Cleveland nurses on Frontier flight
On October 15, Cleveland Clinic, the MetroHealth System and University Hospitals issued the following joint statement:
“Today, we learned that Cleveland Clinic and The MetroHealth System had employees – mostly nurses – aboard the Frontier flight from Dallas to Cleveland on October 10, returning from a nursing conference in Texas. That flight included the Dallas nurse who was diagnosed with Ebola when she returned to Dallas on October 13.

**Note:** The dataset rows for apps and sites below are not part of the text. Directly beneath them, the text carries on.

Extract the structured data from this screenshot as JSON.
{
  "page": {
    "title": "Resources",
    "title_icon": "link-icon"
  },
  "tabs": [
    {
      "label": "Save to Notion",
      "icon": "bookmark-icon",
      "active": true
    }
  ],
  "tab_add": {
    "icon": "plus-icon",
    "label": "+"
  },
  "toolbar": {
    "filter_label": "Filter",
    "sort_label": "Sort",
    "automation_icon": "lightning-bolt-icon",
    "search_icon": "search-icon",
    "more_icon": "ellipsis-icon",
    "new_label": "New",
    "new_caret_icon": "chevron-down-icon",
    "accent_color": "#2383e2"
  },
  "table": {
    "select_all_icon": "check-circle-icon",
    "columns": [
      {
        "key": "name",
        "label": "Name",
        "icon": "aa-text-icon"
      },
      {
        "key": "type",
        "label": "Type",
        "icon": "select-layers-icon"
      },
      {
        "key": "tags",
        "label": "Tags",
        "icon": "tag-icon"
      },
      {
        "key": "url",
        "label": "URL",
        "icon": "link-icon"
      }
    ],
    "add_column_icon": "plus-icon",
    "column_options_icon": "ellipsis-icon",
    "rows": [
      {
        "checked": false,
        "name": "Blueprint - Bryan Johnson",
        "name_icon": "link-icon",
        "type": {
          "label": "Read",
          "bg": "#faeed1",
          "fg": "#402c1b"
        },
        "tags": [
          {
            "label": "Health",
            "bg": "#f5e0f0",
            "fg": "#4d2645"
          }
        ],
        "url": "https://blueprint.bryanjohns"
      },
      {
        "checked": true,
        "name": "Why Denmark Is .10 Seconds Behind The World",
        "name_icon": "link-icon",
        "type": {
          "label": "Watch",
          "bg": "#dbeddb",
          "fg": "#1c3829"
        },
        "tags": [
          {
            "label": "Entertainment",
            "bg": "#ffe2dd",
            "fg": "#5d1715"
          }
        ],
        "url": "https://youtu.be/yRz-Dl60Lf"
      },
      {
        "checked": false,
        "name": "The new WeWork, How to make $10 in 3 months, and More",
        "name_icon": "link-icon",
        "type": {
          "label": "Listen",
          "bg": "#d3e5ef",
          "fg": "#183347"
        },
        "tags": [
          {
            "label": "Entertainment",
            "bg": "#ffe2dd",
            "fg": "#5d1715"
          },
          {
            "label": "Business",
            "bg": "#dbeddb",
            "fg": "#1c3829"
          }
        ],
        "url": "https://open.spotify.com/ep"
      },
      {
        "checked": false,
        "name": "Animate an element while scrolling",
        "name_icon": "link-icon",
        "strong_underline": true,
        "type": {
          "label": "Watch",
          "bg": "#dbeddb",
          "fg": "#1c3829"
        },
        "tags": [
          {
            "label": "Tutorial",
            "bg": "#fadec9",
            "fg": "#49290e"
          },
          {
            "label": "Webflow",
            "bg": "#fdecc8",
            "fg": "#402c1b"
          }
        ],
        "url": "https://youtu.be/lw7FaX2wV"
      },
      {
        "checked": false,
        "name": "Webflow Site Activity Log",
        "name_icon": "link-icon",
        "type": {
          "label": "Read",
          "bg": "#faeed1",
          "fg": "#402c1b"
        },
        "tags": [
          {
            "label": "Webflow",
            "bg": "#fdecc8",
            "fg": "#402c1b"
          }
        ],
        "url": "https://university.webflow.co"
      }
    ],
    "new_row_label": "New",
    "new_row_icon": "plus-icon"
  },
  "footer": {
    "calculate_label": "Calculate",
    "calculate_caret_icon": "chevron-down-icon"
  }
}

Both health systems have put all of our employees who were on that flight on paid leave while we will monitor their health daily. We are confident that these nurses are at low risk of exposure since we understand that the Dallas nurse did not have symptoms at the time. We have taken this measure as an extra precautionary step for our employees, patients, and visitors.
Cleveland Clinic, The MetroHealth System, and University Hospitals will be working closely together to keep our community safe and to work toward preventing the spread of the Ebola virus.”

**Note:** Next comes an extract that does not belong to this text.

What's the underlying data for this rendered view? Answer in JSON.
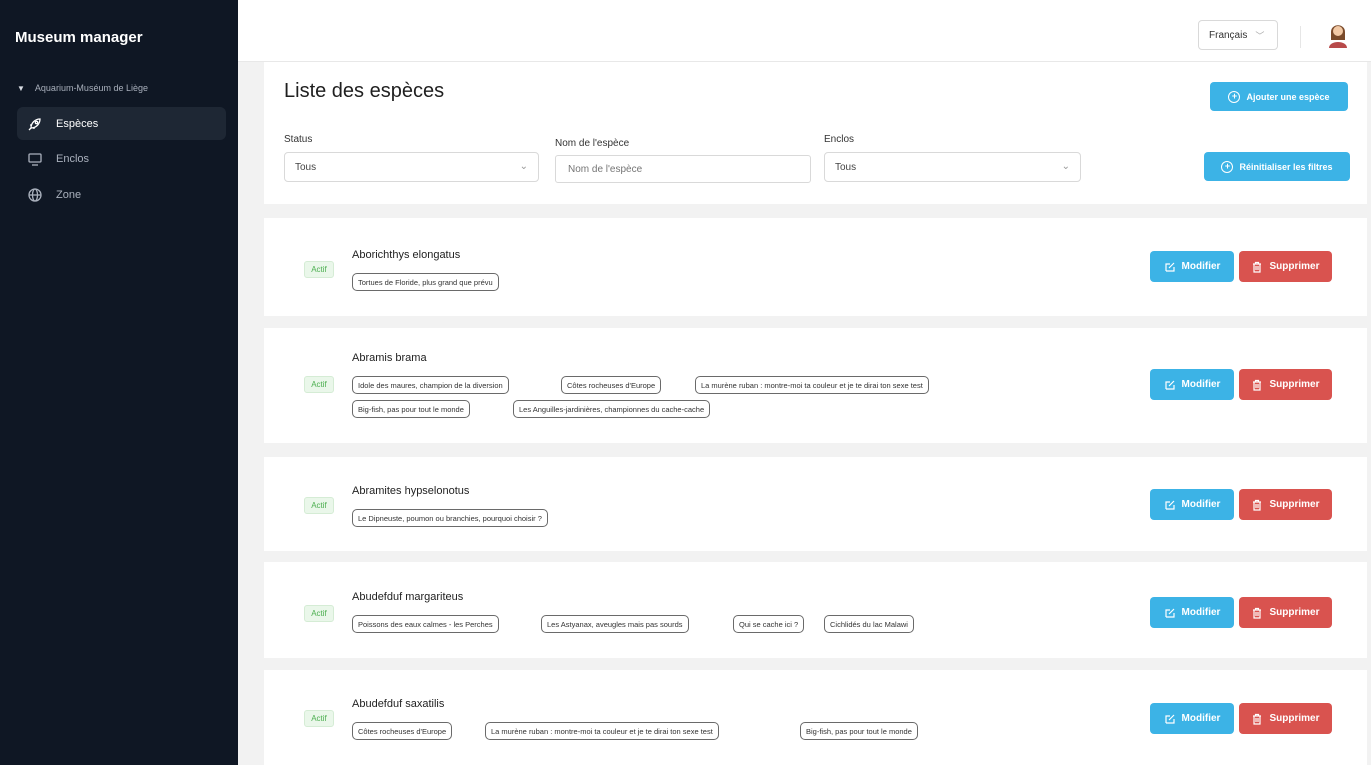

Frontier Airlines Statement
“At approximately 1:00 a.m. MT on October 15, Frontier was notified by the CDC that a customer traveling on Frontier Airlines flight 1143 Cleveland to Dallas/Fort Worth on Oct. 13 has since tested positive for the Ebola virus. The flight landed in Dallas/Fort Worth at 8:16 p.m. local and remained overnight at the airport having completed its flying for the day at which point the aircraft received a thorough cleaning per our normal procedures which is consistent with CDC guidelines prior to returning to service the next day. It was also cleaned again in Cleveland last night. Previously the customer had traveled from Dallas Fort Worth to Cleveland on Frontier flight 1142 on October 10.
Customer exhibited no symptoms or sign of illness while on flight 1143, according to the crew. Frontier responded immediately upon notification from the CDC by removing the aircraft from service and is working closely with CDC to identify and contact customers who may traveled on flight 1143.

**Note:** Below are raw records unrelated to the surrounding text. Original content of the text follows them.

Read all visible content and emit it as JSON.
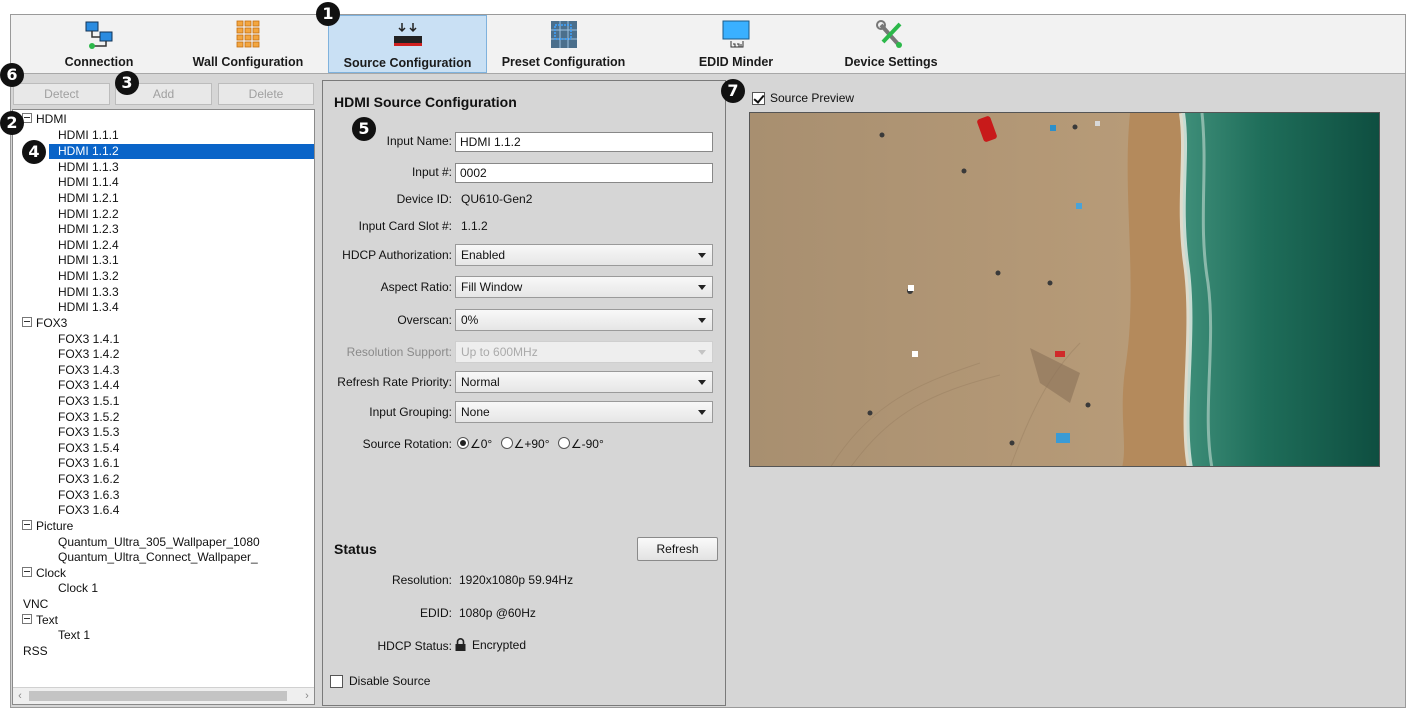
{
  "toolbar": {
    "tabs": [
      {
        "label": "Connection",
        "icon": "connection-icon"
      },
      {
        "label": "Wall Configuration",
        "icon": "wall-grid-icon"
      },
      {
        "label": "Source Configuration",
        "icon": "source-device-icon",
        "active": true
      },
      {
        "label": "Preset Configuration",
        "icon": "preset-grid-icon"
      },
      {
        "label": "EDID Minder",
        "icon": "monitor-icon"
      },
      {
        "label": "Device Settings",
        "icon": "tools-icon"
      }
    ]
  },
  "source_buttons": {
    "detect": "Detect",
    "add": "Add",
    "delete": "Delete"
  },
  "tree": {
    "hdmi": {
      "label": "HDMI",
      "items": [
        "HDMI 1.1.1",
        "HDMI 1.1.2",
        "HDMI 1.1.3",
        "HDMI 1.1.4",
        "HDMI 1.2.1",
        "HDMI 1.2.2",
        "HDMI 1.2.3",
        "HDMI 1.2.4",
        "HDMI 1.3.1",
        "HDMI 1.3.2",
        "HDMI 1.3.3",
        "HDMI 1.3.4"
      ]
    },
    "fox3": {
      "label": "FOX3",
      "items": [
        "FOX3 1.4.1",
        "FOX3 1.4.2",
        "FOX3 1.4.3",
        "FOX3 1.4.4",
        "FOX3 1.5.1",
        "FOX3 1.5.2",
        "FOX3 1.5.3",
        "FOX3 1.5.4",
        "FOX3 1.6.1",
        "FOX3 1.6.2",
        "FOX3 1.6.3",
        "FOX3 1.6.4"
      ]
    },
    "picture": {
      "label": "Picture",
      "items": [
        "Quantum_Ultra_305_Wallpaper_1080",
        "Quantum_Ultra_Connect_Wallpaper_"
      ]
    },
    "clock": {
      "label": "Clock",
      "items": [
        "Clock 1"
      ]
    },
    "vnc": {
      "label": "VNC"
    },
    "text": {
      "label": "Text",
      "items": [
        "Text 1"
      ]
    },
    "rss": {
      "label": "RSS"
    },
    "selected": "HDMI 1.1.2"
  },
  "config": {
    "title": "HDMI Source Configuration",
    "input_name_label": "Input Name:",
    "input_name_value": "HDMI 1.1.2",
    "input_num_label": "Input #:",
    "input_num_value": "0002",
    "device_id_label": "Device ID:",
    "device_id_value": "QU610-Gen2",
    "card_slot_label": "Input Card Slot #:",
    "card_slot_value": "1.1.2",
    "hdcp_auth_label": "HDCP Authorization:",
    "hdcp_auth_value": "Enabled",
    "aspect_label": "Aspect Ratio:",
    "aspect_value": "Fill Window",
    "overscan_label": "Overscan:",
    "overscan_value": "0%",
    "res_support_label": "Resolution Support:",
    "res_support_value": "Up to 600MHz",
    "refresh_priority_label": "Refresh Rate Priority:",
    "refresh_priority_value": "Normal",
    "grouping_label": "Input Grouping:",
    "grouping_value": "None",
    "rotation_label": "Source Rotation:",
    "rotation_options": [
      "∠0°",
      "∠+90°",
      "∠-90°"
    ],
    "rotation_selected": "∠0°"
  },
  "status": {
    "title": "Status",
    "refresh_label": "Refresh",
    "resolution_label": "Resolution:",
    "resolution_value": "1920x1080p 59.94Hz",
    "edid_label": "EDID:",
    "edid_value": "1080p @60Hz",
    "hdcp_label": "HDCP Status:",
    "hdcp_value": "Encrypted",
    "disable_label": "Disable Source",
    "disable_checked": false
  },
  "preview": {
    "label": "Source Preview",
    "checked": true
  },
  "callouts": [
    "1",
    "2",
    "3",
    "4",
    "5",
    "6",
    "7"
  ],
  "colors": {
    "accent": "#0a64c8",
    "active_tab": "#c9e0f4",
    "panel": "#d6d6d6"
  }
}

Customers who may have traveled on either flight should contact
The safety and security of our customers and employees is our primary concern. Frontier will continue to work closely with CDC and other governmental agencies to ensure proper protocols and procedures are being followed.”Employees at the Frontier terminal of Hopkins International Airport wore gloves while checking baggage on Wednesday. Workers at other terminals did not. The restrooms and concourse at the airport received an extra cleaning as a precaution.
While some travelers say they are concerned, everyone was still going about their business.
"It does, it concerns me, especially having a toddler, but you gotta keep living life," said Christina Fitzgerald, who flew into Cleveland. "You just gotta pray about it and keep moving."
Statement from Ohio Gov. John Kasich
“I have been fully briefed on the federal, state and local activities that are underway and have directed state health officials to aggressively respond to the situation and provide local health officials every resource and support they need. Every effort must be taken to identify those at risk, monitor their health and avoid further risk.
“Ohio has a sophisticated state and local public health network that has been preparing for this possibility for several months and those plans are now being activated. The Department of Health's epidemiologists are on-site in Summit County to support local efforts and are in ongoing communication with the CDC to make sure we have the most up-to-date information.
“The risk to people who have had no direct contact with the nurse remains very low, but everyone is seeking to apply the lessons from Dallas and we are responding aggressively to this situation, with a priority on public communication that is open, timely and accurate. We will continue to provide as much information as soon as possible and provide local health care providers the resources they need to keep Ohioans safe.”